PROBLEM DETAILS: Please retype the listing below exactly as it stands, skipping any pictures.

** Opening INPUT DATA block **

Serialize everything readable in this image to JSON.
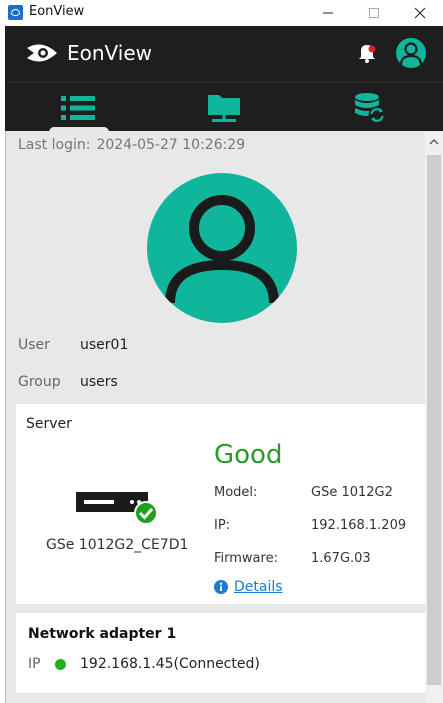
{
  "window": {
    "title": "EonView"
  },
  "header": {
    "brand": "EonView"
  },
  "tabs": [
    {
      "name": "list-icon"
    },
    {
      "name": "network-folder-icon"
    },
    {
      "name": "database-sync-icon"
    }
  ],
  "profile": {
    "last_login_label": "Last login:",
    "last_login_value": "2024-05-27 10:26:29",
    "user_label": "User",
    "user_value": "user01",
    "group_label": "Group",
    "group_value": "users"
  },
  "server": {
    "title": "Server",
    "device_name": "GSe 1012G2_CE7D1",
    "status": "Good",
    "model_label": "Model:",
    "model_value": "GSe 1012G2",
    "ip_label": "IP:",
    "ip_value": "192.168.1.209",
    "firmware_label": "Firmware:",
    "firmware_value": "1.67G.03",
    "details_link": "Details"
  },
  "network": {
    "title": "Network adapter 1",
    "ip_label": "IP",
    "ip_value": "192.168.1.45(Connected)",
    "status_color": "#1fb01f"
  },
  "colors": {
    "accent": "#0fb69b",
    "header_bg": "#1e1e1e",
    "good": "#2b9a2b",
    "link": "#1a7bd6"
  }
}
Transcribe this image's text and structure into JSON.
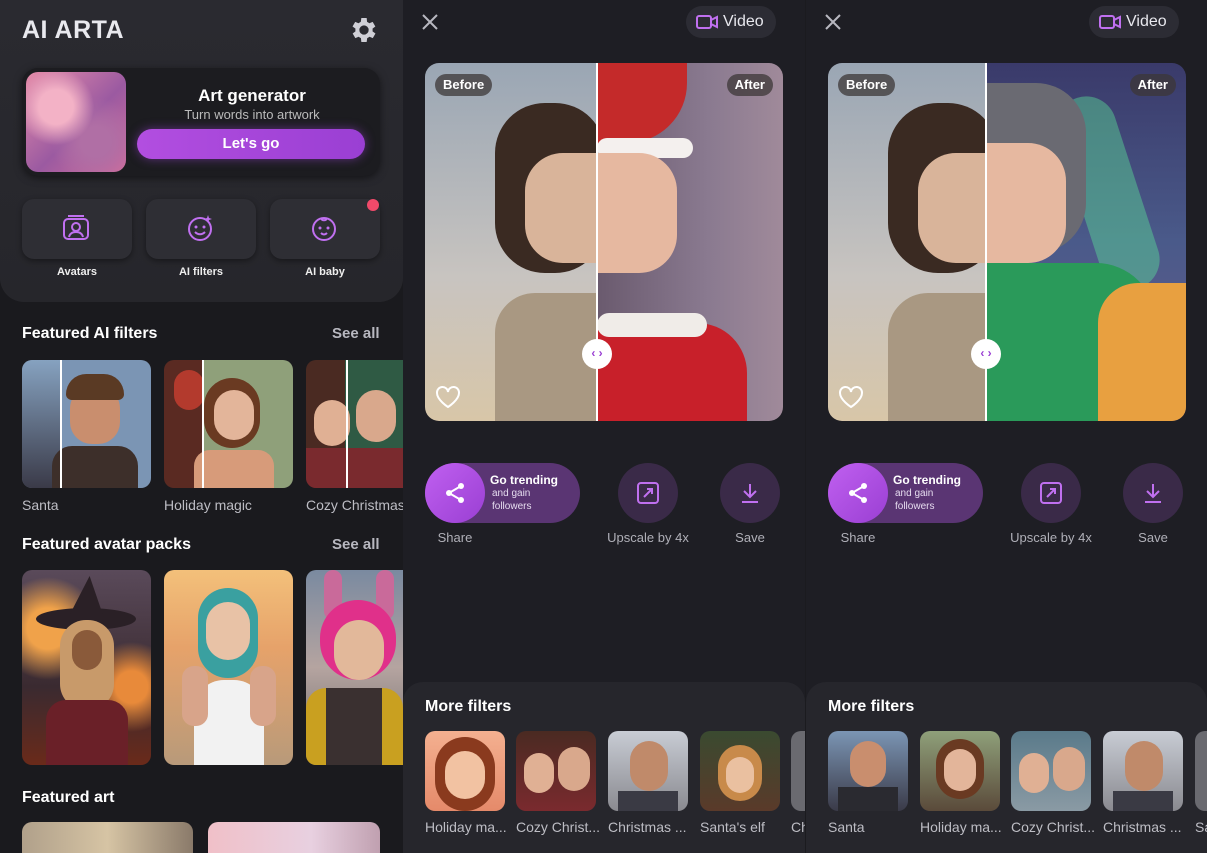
{
  "home": {
    "app_title": "AI ARTA",
    "art_card": {
      "title": "Art generator",
      "subtitle": "Turn words into artwork",
      "button": "Let's go"
    },
    "tiles": [
      {
        "label": "Avatars"
      },
      {
        "label": "AI filters"
      },
      {
        "label": "AI baby"
      }
    ],
    "featured_filters": {
      "title": "Featured AI filters",
      "see_all": "See all",
      "items": [
        "Santa",
        "Holiday magic",
        "Cozy Christmas"
      ]
    },
    "featured_avatars": {
      "title": "Featured avatar packs",
      "see_all": "See all"
    },
    "featured_art": {
      "title": "Featured art"
    }
  },
  "editor_a": {
    "video_label": "Video",
    "before": "Before",
    "after": "After",
    "share": {
      "title": "Go trending",
      "sub": "and gain followers",
      "label": "Share"
    },
    "upscale_label": "Upscale by 4x",
    "save_label": "Save",
    "more_title": "More filters",
    "more_items": [
      "Holiday ma...",
      "Cozy Christ...",
      "Christmas ...",
      "Santa's elf",
      "Ch"
    ]
  },
  "editor_b": {
    "video_label": "Video",
    "before": "Before",
    "after": "After",
    "share": {
      "title": "Go trending",
      "sub": "and gain followers",
      "label": "Share"
    },
    "upscale_label": "Upscale by 4x",
    "save_label": "Save",
    "more_title": "More filters",
    "more_items": [
      "Santa",
      "Holiday ma...",
      "Cozy Christ...",
      "Christmas ...",
      "Sa"
    ]
  },
  "colors": {
    "accent": "#9a3fd3",
    "background": "#1e1e24",
    "notification": "#f04a6a"
  }
}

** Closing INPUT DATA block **

ANSWER SPACE:
Serialize everything readable in this image to JSON.
{
  "window": {
    "title": "EonView"
  },
  "header": {
    "brand": "EonView"
  },
  "tabs": [
    {
      "name": "list-icon"
    },
    {
      "name": "network-folder-icon"
    },
    {
      "name": "database-sync-icon"
    }
  ],
  "profile": {
    "last_login_label": "Last login:",
    "last_login_value": "2024-05-27 10:26:29",
    "user_label": "User",
    "user_value": "user01",
    "group_label": "Group",
    "group_value": "users"
  },
  "server": {
    "title": "Server",
    "device_name": "GSe 1012G2_CE7D1",
    "status": "Good",
    "model_label": "Model:",
    "model_value": "GSe 1012G2",
    "ip_label": "IP:",
    "ip_value": "192.168.1.209",
    "firmware_label": "Firmware:",
    "firmware_value": "1.67G.03",
    "details_link": "Details"
  },
  "network": {
    "title": "Network adapter 1",
    "ip_label": "IP",
    "ip_value": "192.168.1.45(Connected)",
    "status_color": "#1fb01f"
  },
  "colors": {
    "accent": "#0fb69b",
    "header_bg": "#1e1e1e",
    "good": "#2b9a2b",
    "link": "#1a7bd6"
  }
}
Transcribe this image's text and structure into JSON.
{
  "home": {
    "app_title": "AI ARTA",
    "art_card": {
      "title": "Art generator",
      "subtitle": "Turn words into artwork",
      "button": "Let's go"
    },
    "tiles": [
      {
        "label": "Avatars"
      },
      {
        "label": "AI filters"
      },
      {
        "label": "AI baby"
      }
    ],
    "featured_filters": {
      "title": "Featured AI filters",
      "see_all": "See all",
      "items": [
        "Santa",
        "Holiday magic",
        "Cozy Christmas"
      ]
    },
    "featured_avatars": {
      "title": "Featured avatar packs",
      "see_all": "See all"
    },
    "featured_art": {
      "title": "Featured art"
    }
  },
  "editor_a": {
    "video_label": "Video",
    "before": "Before",
    "after": "After",
    "share": {
      "title": "Go trending",
      "sub": "and gain followers",
      "label": "Share"
    },
    "upscale_label": "Upscale by 4x",
    "save_label": "Save",
    "more_title": "More filters",
    "more_items": [
      "Holiday ma...",
      "Cozy Christ...",
      "Christmas ...",
      "Santa's elf",
      "Ch"
    ]
  },
  "editor_b": {
    "video_label": "Video",
    "before": "Before",
    "after": "After",
    "share": {
      "title": "Go trending",
      "sub": "and gain followers",
      "label": "Share"
    },
    "upscale_label": "Upscale by 4x",
    "save_label": "Save",
    "more_title": "More filters",
    "more_items": [
      "Santa",
      "Holiday ma...",
      "Cozy Christ...",
      "Christmas ...",
      "Sa"
    ]
  },
  "colors": {
    "accent": "#9a3fd3",
    "background": "#1e1e24",
    "notification": "#f04a6a"
  }
}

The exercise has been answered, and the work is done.